So Matt Way was luckier this year that he was last year. I didn't watch the team last season at all, and I've only had the chance to see a live broadcast of this season's Cougs once (on a four inch screen), so I cannot say for sure that the Washington State defense can cover more ground that it did last year. However, I would be willing to bet that they do.
To further back up this argument, compare Way's FIP (what's this) from the last two years. While his raw ERA went from 4.01 to 2.49, his FIP only dropped from 4.20 to 3.87. So when we take out fielding as a factor, 2008 Matt Way does not look much different from 2009 Matt Way. That small drop can be attributed to his improvement in striking out batters.
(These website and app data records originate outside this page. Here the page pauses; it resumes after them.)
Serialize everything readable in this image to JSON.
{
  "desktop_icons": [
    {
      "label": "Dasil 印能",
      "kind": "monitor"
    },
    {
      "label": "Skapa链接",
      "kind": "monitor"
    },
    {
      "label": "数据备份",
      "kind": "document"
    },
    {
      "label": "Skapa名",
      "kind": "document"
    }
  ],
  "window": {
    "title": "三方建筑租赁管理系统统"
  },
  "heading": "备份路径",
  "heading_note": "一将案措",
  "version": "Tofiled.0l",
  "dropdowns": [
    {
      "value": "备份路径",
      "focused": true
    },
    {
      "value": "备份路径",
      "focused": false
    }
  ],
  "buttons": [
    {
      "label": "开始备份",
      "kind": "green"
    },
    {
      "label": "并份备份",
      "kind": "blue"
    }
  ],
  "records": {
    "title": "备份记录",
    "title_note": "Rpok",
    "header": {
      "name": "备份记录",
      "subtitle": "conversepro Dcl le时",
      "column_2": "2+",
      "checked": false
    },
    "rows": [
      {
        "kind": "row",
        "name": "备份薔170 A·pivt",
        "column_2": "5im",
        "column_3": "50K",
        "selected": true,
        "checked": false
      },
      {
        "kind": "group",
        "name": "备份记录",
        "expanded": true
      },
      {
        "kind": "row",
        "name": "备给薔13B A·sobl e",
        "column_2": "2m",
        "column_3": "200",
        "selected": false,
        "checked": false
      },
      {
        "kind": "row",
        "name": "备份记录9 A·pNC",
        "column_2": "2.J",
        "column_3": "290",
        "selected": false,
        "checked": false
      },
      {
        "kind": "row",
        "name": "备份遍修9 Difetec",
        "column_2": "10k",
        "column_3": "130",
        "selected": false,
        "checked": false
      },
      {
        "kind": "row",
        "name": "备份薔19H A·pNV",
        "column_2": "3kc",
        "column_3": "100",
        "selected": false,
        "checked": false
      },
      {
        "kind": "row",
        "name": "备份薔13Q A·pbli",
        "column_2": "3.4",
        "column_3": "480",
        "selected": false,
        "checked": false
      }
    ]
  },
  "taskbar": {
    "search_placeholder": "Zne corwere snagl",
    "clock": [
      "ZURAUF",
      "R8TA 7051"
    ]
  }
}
Does this mean we should be less confident with Matt on the mound against Arkansas? Of course not. If anything, you should be more confident now that you are aware of these numbers. If Matt is having an off day, he has 8 eight guys around him that can pick up the slack by preventing those fly balls from dropping in the gap and those grounders from sneaking through the hole. If Matt is on his game, then the only thing the Cougs will have left to do is decide whether they like their hog cooked on the rotisserie or buried in the ground.